Sept. 17, 2018, © Leeham News: With the supply chain under major stress and Airbus and Boeing trying to recover from scores of “gliders” sidelined at airports without engines, each company nevertheless continues to study production rate increases for the A320 and 737 families.
Supply chain sources tell LNC Airbus is studying an even higher rate, into the “70s,” at early as 2020—a date that most consider out of the question.
Boeing is known to be considering a rate of 70/mo for its most profitable program.
Today, LNC looks at the A320 scenario. A future post will examine the 737.
July 18, 2018, © Leeham News, Farnborough: Mitsubishi’s MRJ will be supported even if Boeing and Embraer complete a deal to form a new company in which Boeing is an 80% shareholder.
Stan Deal, CEO of Boeing Global Services, said in an interview with LNC that despite the competition, BGS will honor the Boeing commitment to Mitsubishi.
BGS already supports Airbus aircraft, which of course fiercely compete with Boeing.
Editor’s note: The Farnborough Air Show begins next week. Mitsubishi is expected to have a flying display of the MRJ90 at an international air show for the first time. This is the last of three stories from Mitsubishi’s MRJ program update in Moses Lake (WA) last month.
By Dan Catchpole
July 10, 2018, © Leeham News: An engine flameout in August 2017 that left the Mitsubishi Regional Jet (MRJ) test fleet grounded for several weeks was caused by a manufacturing quality issue on a component in the Pratt & Whitney geared turbofan’s accessory gearbox, according to a Mitsubishi executive.
MRJ program chief Alex Bellamy said the manufacturing quality problem caused a machined component to suffer a durability issue, leading to flameout.
By Dan Catchpole
July 3, 2018, © Leeham News: It’s been two years since a small army of Japanese aerospace workers landed in Moses Lake, a sleepy former Air Force base town in rural Central Washington. The Mitsubishi Aircraft Corp. (MAC) will be in Moses Lake for another four or five years as it nudges its new regional jets—the MRJ70 and MRJ90—into service.
The first Mitsubishi Regional Jet, the MRJ90, originally was supposed to enter into service in 2013, but myriad develop delays have dogged the sleek jet, which now is slated to deliver to launch customer All Nippon Airways in mid-2020.
By Dan Catchpole
July 3, 2018, © Leeham News: Mitsubishi Aircraft Corp. executives insist the MRJ90 is past the seemingly endless delays that have dogged its development. It is on track toward type certification and first delivery in mid-2020.
The problem is when it arrives, the 81-seat MRJ90 will be the wrong fit for the US market. Program executives praised the plane’s advanced design during media briefings at the MRJ flight test center in Moses Lake (WA), but when they spoke about market opportunity, it was for the smaller MRJ70, which is at least three years away from entering service.

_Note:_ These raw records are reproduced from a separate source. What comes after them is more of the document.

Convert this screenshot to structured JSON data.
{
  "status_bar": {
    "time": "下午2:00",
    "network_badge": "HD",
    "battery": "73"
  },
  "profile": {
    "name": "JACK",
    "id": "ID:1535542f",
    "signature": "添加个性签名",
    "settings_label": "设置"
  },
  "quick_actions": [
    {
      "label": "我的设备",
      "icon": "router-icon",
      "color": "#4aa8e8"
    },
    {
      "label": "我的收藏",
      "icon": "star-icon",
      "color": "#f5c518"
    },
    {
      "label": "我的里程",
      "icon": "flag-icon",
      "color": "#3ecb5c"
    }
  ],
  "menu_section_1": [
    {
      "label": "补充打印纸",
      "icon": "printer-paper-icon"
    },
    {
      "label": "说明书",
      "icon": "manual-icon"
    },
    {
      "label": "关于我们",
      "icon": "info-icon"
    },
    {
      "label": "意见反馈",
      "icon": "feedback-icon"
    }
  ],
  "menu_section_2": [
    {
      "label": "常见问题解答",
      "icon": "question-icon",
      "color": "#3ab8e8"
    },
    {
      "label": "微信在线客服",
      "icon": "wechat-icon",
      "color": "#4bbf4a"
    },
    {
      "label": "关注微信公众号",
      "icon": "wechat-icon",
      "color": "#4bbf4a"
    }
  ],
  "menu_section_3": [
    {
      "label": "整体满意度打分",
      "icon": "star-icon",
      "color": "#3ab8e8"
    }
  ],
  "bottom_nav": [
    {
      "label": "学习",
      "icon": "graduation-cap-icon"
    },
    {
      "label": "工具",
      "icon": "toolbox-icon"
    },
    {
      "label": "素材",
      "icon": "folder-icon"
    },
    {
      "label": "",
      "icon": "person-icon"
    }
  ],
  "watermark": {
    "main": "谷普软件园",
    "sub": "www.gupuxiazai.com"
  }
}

Starting in 2022, Mitsubishi expects a wave of 50-seat regional jet retirements in the North American market. And North America—specifically the United States—”is the most important market for us to make this business successful,” said Yugo Fukuhara, Mitsubishi Aircraft vice president and general manager of sales and marketing.
June 25, 2018, © Leeham News: Little in the way of excitement is expected at the Farnborough Air Show next month.
Airbus continues to be coy about its response to the NMA. Studies about an A321neo Plus or Plus-Plus have been talked about almost as long as Boeing has been discussing the NMA. More recently, now there’s talk of an A321 XLR.